(Component data from apps and pages)
◆ ◆ ◆

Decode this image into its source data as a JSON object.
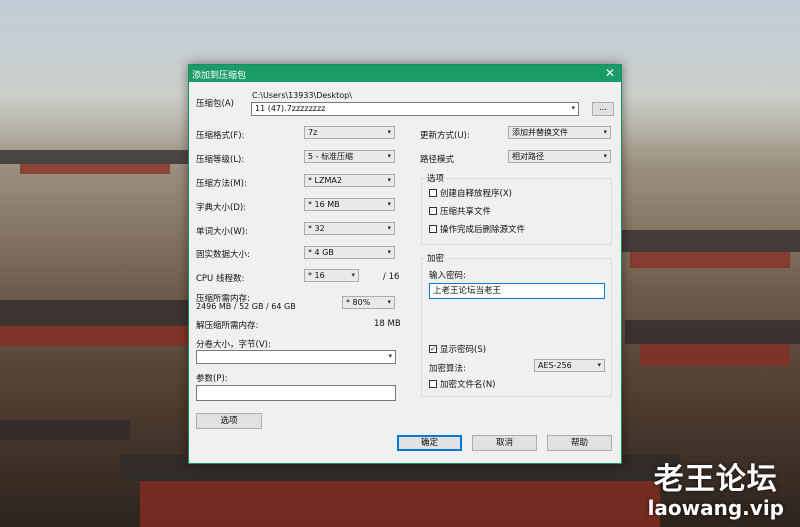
{
  "window": {
    "title": "添加到压缩包",
    "close_glyph": "✕"
  },
  "archive": {
    "label": "压缩包(A)",
    "path_prefix": "C:\\Users\\13933\\Desktop\\",
    "filename": "11 (47).7zzzzzzzz",
    "browse_label": "..."
  },
  "left": {
    "format": {
      "label": "压缩格式(F):",
      "value": "7z"
    },
    "level": {
      "label": "压缩等级(L):",
      "value": "5 - 标准压缩"
    },
    "method": {
      "label": "压缩方法(M):",
      "value": "* LZMA2"
    },
    "dict": {
      "label": "字典大小(D):",
      "value": "* 16 MB"
    },
    "word": {
      "label": "单词大小(W):",
      "value": "* 32"
    },
    "solid": {
      "label": "固实数据大小:",
      "value": "* 4 GB"
    },
    "threads": {
      "label": "CPU 线程数:",
      "value": "* 16",
      "total": "/ 16"
    },
    "memory": {
      "label": "压缩所需内存:",
      "detail": "2496 MB / 52 GB / 64 GB",
      "percent": "* 80%"
    },
    "decompress": {
      "label": "解压缩所需内存:",
      "value": "18 MB"
    },
    "split": {
      "label": "分卷大小，字节(V):",
      "value": ""
    },
    "params": {
      "label": "参数(P):",
      "value": ""
    },
    "options_button": "选项"
  },
  "right": {
    "update": {
      "label": "更新方式(U):",
      "value": "添加并替换文件"
    },
    "pathmode": {
      "label": "路径模式",
      "value": "相对路径"
    },
    "options_group": {
      "title": "选项",
      "items": [
        {
          "label": "创建自释放程序(X)",
          "checked": false
        },
        {
          "label": "压缩共享文件",
          "checked": false
        },
        {
          "label": "操作完成后删除源文件",
          "checked": false
        }
      ]
    },
    "encrypt_group": {
      "title": "加密",
      "password_label": "输入密码:",
      "password_value": "上老王论坛当老王",
      "show_password": {
        "label": "显示密码(S)",
        "checked": true
      },
      "algorithm": {
        "label": "加密算法:",
        "value": "AES-256"
      },
      "encrypt_names": {
        "label": "加密文件名(N)",
        "checked": false
      }
    }
  },
  "buttons": {
    "ok": "确定",
    "cancel": "取消",
    "help": "帮助"
  },
  "watermark": {
    "line1": "老王论坛",
    "line2": "laowang.vip"
  }
}
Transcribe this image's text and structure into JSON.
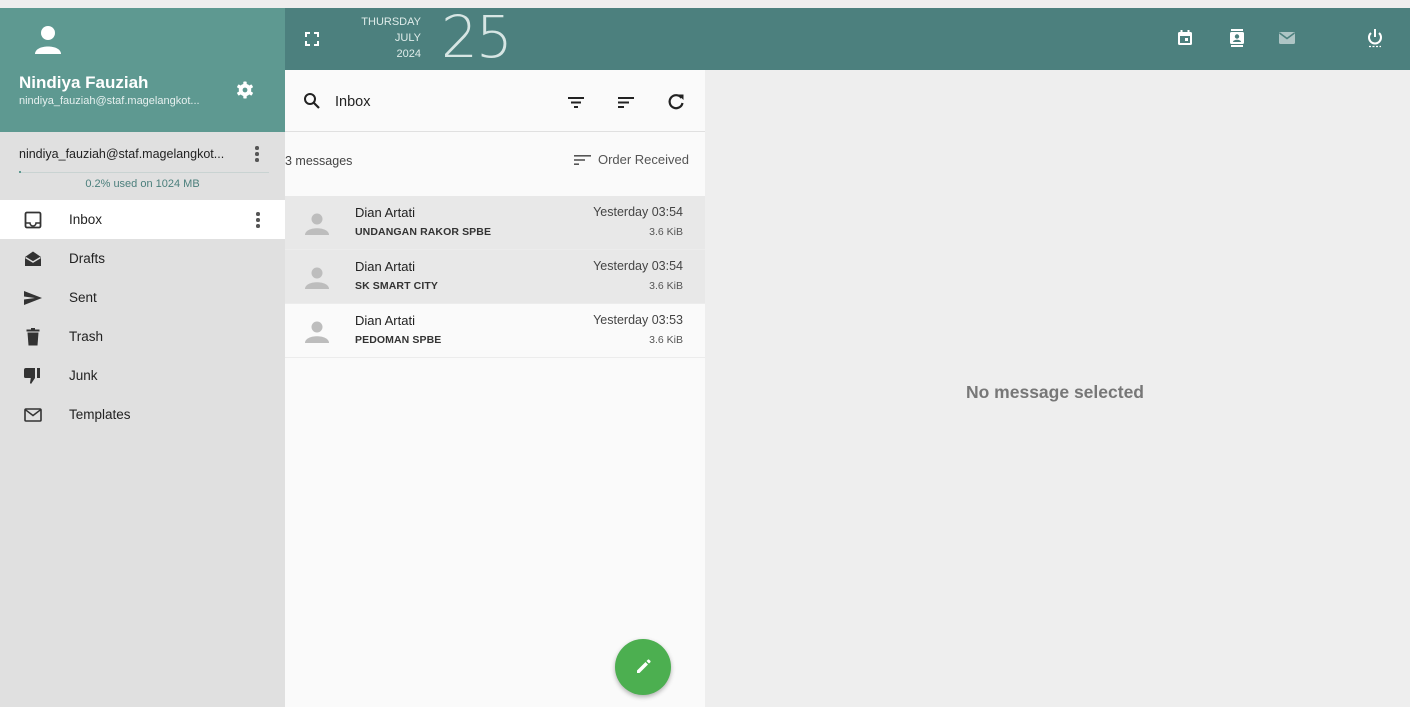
{
  "header": {
    "weekday": "THURSDAY",
    "month": "JULY",
    "year": "2024",
    "day": "25",
    "icons": [
      "fullscreen-icon",
      "calendar-icon",
      "contacts-icon",
      "mail-icon",
      "power-icon"
    ]
  },
  "profile": {
    "name": "Nindiya Fauziah",
    "email": "nindiya_fauziah@staf.magelangkot..."
  },
  "account": {
    "email": "nindiya_fauziah@staf.magelangkot...",
    "quota_text": "0.2% used on 1024 MB",
    "quota_used_percent": 0.2
  },
  "folders": [
    {
      "label": "Inbox",
      "icon": "inbox-icon",
      "active": true
    },
    {
      "label": "Drafts",
      "icon": "drafts-icon",
      "active": false
    },
    {
      "label": "Sent",
      "icon": "sent-icon",
      "active": false
    },
    {
      "label": "Trash",
      "icon": "trash-icon",
      "active": false
    },
    {
      "label": "Junk",
      "icon": "junk-icon",
      "active": false
    },
    {
      "label": "Templates",
      "icon": "templates-icon",
      "active": false
    }
  ],
  "search": {
    "value": "Inbox",
    "placeholder": ""
  },
  "list": {
    "count_text": "3 messages",
    "order_label": "Order Received",
    "messages": [
      {
        "sender": "Dian Artati",
        "subject": "UNDANGAN RAKOR SPBE",
        "date": "Yesterday 03:54",
        "size": "3.6 KiB",
        "read": true
      },
      {
        "sender": "Dian Artati",
        "subject": "SK SMART CITY",
        "date": "Yesterday 03:54",
        "size": "3.6 KiB",
        "read": true
      },
      {
        "sender": "Dian Artati",
        "subject": "PEDOMAN SPBE",
        "date": "Yesterday 03:53",
        "size": "3.6 KiB",
        "read": false
      }
    ]
  },
  "reader": {
    "empty_text": "No message selected"
  },
  "colors": {
    "topbar_left": "#5e9991",
    "topbar_main": "#4c807e",
    "fab": "#4caf50"
  }
}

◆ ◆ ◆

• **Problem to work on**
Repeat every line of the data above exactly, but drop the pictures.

• **Exercise answer**
Decode this image into its source data as a JSON object.
{
  "window": {
    "title": "添加到压缩包",
    "close_glyph": "✕"
  },
  "archive": {
    "label": "压缩包(A)",
    "path_prefix": "C:\\Users\\13933\\Desktop\\",
    "filename": "11 (47).7zzzzzzzz",
    "browse_label": "..."
  },
  "left": {
    "format": {
      "label": "压缩格式(F):",
      "value": "7z"
    },
    "level": {
      "label": "压缩等级(L):",
      "value": "5 - 标准压缩"
    },
    "method": {
      "label": "压缩方法(M):",
      "value": "* LZMA2"
    },
    "dict": {
      "label": "字典大小(D):",
      "value": "* 16 MB"
    },
    "word": {
      "label": "单词大小(W):",
      "value": "* 32"
    },
    "solid": {
      "label": "固实数据大小:",
      "value": "* 4 GB"
    },
    "threads": {
      "label": "CPU 线程数:",
      "value": "* 16",
      "total": "/ 16"
    },
    "memory": {
      "label": "压缩所需内存:",
      "detail": "2496 MB / 52 GB / 64 GB",
      "percent": "* 80%"
    },
    "decompress": {
      "label": "解压缩所需内存:",
      "value": "18 MB"
    },
    "split": {
      "label": "分卷大小，字节(V):",
      "value": ""
    },
    "params": {
      "label": "参数(P):",
      "value": ""
    },
    "options_button": "选项"
  },
  "right": {
    "update": {
      "label": "更新方式(U):",
      "value": "添加并替换文件"
    },
    "pathmode": {
      "label": "路径模式",
      "value": "相对路径"
    },
    "options_group": {
      "title": "选项",
      "items": [
        {
          "label": "创建自释放程序(X)",
          "checked": false
        },
        {
          "label": "压缩共享文件",
          "checked": false
        },
        {
          "label": "操作完成后删除源文件",
          "checked": false
        }
      ]
    },
    "encrypt_group": {
      "title": "加密",
      "password_label": "输入密码:",
      "password_value": "上老王论坛当老王",
      "show_password": {
        "label": "显示密码(S)",
        "checked": true
      },
      "algorithm": {
        "label": "加密算法:",
        "value": "AES-256"
      },
      "encrypt_names": {
        "label": "加密文件名(N)",
        "checked": false
      }
    }
  },
  "buttons": {
    "ok": "确定",
    "cancel": "取消",
    "help": "帮助"
  },
  "watermark": {
    "line1": "老王论坛",
    "line2": "laowang.vip"
  }
}
Transcribe this image's text and structure into JSON.
{
  "header": {
    "weekday": "THURSDAY",
    "month": "JULY",
    "year": "2024",
    "day": "25",
    "icons": [
      "fullscreen-icon",
      "calendar-icon",
      "contacts-icon",
      "mail-icon",
      "power-icon"
    ]
  },
  "profile": {
    "name": "Nindiya Fauziah",
    "email": "nindiya_fauziah@staf.magelangkot..."
  },
  "account": {
    "email": "nindiya_fauziah@staf.magelangkot...",
    "quota_text": "0.2% used on 1024 MB",
    "quota_used_percent": 0.2
  },
  "folders": [
    {
      "label": "Inbox",
      "icon": "inbox-icon",
      "active": true
    },
    {
      "label": "Drafts",
      "icon": "drafts-icon",
      "active": false
    },
    {
      "label": "Sent",
      "icon": "sent-icon",
      "active": false
    },
    {
      "label": "Trash",
      "icon": "trash-icon",
      "active": false
    },
    {
      "label": "Junk",
      "icon": "junk-icon",
      "active": false
    },
    {
      "label": "Templates",
      "icon": "templates-icon",
      "active": false
    }
  ],
  "search": {
    "value": "Inbox",
    "placeholder": ""
  },
  "list": {
    "count_text": "3 messages",
    "order_label": "Order Received",
    "messages": [
      {
        "sender": "Dian Artati",
        "subject": "UNDANGAN RAKOR SPBE",
        "date": "Yesterday 03:54",
        "size": "3.6 KiB",
        "read": true
      },
      {
        "sender": "Dian Artati",
        "subject": "SK SMART CITY",
        "date": "Yesterday 03:54",
        "size": "3.6 KiB",
        "read": true
      },
      {
        "sender": "Dian Artati",
        "subject": "PEDOMAN SPBE",
        "date": "Yesterday 03:53",
        "size": "3.6 KiB",
        "read": false
      }
    ]
  },
  "reader": {
    "empty_text": "No message selected"
  },
  "colors": {
    "topbar_left": "#5e9991",
    "topbar_main": "#4c807e",
    "fab": "#4caf50"
  }
}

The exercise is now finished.